§ WHAT YOU WILL DO
Look through the records that follow. Copy every line containing the word "folder".

§ Items from an interface collection
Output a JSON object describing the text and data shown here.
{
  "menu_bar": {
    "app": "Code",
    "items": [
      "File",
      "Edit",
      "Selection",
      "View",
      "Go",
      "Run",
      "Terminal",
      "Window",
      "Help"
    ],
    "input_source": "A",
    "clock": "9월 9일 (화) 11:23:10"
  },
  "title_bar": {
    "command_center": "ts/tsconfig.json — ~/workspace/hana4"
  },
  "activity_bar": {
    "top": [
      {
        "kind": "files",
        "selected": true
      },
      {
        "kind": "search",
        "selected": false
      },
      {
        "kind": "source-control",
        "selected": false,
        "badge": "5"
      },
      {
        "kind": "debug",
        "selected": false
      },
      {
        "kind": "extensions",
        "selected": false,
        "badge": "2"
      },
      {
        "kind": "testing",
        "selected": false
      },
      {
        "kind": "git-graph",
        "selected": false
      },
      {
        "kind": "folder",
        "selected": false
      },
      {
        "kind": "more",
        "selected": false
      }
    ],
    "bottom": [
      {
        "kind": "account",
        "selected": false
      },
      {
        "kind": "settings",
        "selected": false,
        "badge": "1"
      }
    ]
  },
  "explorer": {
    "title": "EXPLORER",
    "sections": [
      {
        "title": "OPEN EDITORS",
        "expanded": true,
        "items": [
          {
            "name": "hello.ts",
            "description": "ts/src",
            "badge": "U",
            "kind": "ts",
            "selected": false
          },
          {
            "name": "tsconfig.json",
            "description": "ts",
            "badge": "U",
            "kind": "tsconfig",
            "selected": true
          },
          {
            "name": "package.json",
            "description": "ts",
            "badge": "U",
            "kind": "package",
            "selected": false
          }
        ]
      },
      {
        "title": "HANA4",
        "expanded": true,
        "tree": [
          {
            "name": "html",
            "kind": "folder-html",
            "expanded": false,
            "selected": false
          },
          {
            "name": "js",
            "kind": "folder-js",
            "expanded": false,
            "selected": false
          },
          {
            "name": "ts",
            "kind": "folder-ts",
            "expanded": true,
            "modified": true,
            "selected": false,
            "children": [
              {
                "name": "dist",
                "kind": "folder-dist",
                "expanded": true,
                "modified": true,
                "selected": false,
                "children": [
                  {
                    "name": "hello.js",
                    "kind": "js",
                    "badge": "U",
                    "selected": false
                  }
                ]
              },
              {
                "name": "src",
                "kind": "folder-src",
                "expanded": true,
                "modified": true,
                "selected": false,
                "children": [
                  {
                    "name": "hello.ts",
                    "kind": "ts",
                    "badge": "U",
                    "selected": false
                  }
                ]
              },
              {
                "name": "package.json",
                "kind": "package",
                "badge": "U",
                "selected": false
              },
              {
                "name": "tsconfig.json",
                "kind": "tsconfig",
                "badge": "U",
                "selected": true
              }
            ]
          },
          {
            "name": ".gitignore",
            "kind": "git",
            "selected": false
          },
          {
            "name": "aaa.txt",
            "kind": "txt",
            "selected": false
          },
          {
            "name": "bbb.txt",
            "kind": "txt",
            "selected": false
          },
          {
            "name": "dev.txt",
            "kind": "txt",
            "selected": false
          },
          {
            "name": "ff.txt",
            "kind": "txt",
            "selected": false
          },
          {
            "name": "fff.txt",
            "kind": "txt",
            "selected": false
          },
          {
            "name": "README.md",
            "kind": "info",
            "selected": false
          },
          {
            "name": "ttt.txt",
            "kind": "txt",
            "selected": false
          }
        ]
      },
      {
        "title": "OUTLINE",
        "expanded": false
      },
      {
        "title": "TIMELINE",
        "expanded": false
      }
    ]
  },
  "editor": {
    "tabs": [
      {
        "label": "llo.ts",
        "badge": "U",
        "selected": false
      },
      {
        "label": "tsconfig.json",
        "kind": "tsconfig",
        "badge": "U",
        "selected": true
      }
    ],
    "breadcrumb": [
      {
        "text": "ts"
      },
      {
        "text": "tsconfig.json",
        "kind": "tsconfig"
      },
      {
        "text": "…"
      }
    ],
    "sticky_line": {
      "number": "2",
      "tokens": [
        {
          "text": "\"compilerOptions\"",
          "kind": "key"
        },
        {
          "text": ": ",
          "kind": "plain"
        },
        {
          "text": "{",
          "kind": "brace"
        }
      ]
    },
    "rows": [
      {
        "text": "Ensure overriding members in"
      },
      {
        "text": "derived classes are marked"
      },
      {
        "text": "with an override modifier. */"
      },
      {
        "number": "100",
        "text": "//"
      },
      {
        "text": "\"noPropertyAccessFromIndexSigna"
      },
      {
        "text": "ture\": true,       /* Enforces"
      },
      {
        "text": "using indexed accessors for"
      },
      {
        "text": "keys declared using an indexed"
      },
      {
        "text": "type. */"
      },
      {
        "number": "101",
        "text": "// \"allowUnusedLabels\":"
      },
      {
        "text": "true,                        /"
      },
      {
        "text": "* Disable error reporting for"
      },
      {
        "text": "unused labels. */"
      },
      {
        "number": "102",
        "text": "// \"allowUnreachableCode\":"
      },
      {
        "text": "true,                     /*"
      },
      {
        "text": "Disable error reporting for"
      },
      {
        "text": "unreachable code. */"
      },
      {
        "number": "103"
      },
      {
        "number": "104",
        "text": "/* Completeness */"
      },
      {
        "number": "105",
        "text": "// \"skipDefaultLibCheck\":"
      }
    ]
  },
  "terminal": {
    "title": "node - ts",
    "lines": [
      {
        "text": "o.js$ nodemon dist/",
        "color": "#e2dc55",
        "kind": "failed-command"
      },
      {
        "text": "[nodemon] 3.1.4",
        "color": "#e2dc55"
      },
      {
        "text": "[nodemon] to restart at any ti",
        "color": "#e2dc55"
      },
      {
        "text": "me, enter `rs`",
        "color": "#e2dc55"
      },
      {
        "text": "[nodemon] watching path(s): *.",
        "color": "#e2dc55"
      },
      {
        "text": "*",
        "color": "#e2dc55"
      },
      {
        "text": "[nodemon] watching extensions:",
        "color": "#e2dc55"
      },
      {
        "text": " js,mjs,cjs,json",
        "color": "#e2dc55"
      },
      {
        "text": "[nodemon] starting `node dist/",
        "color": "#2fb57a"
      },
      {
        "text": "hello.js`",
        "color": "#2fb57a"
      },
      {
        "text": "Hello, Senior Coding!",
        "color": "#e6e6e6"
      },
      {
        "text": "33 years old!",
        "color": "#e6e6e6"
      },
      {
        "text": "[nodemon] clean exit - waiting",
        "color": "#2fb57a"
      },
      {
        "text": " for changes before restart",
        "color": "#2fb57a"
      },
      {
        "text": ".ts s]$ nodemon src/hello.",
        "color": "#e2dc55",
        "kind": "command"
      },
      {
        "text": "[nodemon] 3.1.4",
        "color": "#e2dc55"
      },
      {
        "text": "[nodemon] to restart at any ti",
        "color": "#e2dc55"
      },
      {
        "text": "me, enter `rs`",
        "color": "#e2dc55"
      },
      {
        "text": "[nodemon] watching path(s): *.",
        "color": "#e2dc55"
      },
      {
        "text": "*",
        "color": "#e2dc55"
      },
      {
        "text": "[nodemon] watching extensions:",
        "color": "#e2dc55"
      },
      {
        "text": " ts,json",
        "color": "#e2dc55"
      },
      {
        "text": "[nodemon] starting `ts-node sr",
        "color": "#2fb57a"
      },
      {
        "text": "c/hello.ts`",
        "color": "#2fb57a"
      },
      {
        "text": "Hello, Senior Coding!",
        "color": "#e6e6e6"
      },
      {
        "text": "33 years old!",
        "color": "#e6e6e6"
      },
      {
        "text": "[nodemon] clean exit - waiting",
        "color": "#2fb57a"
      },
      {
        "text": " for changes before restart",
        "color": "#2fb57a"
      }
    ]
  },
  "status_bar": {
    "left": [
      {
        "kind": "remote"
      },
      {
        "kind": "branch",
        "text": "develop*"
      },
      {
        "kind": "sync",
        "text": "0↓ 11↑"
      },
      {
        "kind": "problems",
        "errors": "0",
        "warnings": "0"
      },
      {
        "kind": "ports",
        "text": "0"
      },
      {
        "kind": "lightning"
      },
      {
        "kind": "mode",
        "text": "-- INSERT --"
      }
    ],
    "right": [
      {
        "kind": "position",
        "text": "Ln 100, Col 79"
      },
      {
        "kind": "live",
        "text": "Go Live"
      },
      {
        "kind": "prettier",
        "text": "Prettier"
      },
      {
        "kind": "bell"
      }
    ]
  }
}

§ WRITTEN RESPONSE
        "kind": "folder",
            "kind": "folder-html",
            "kind": "folder-js",
            "kind": "folder-ts",
                "kind": "folder-dist",
                "kind": "folder-src",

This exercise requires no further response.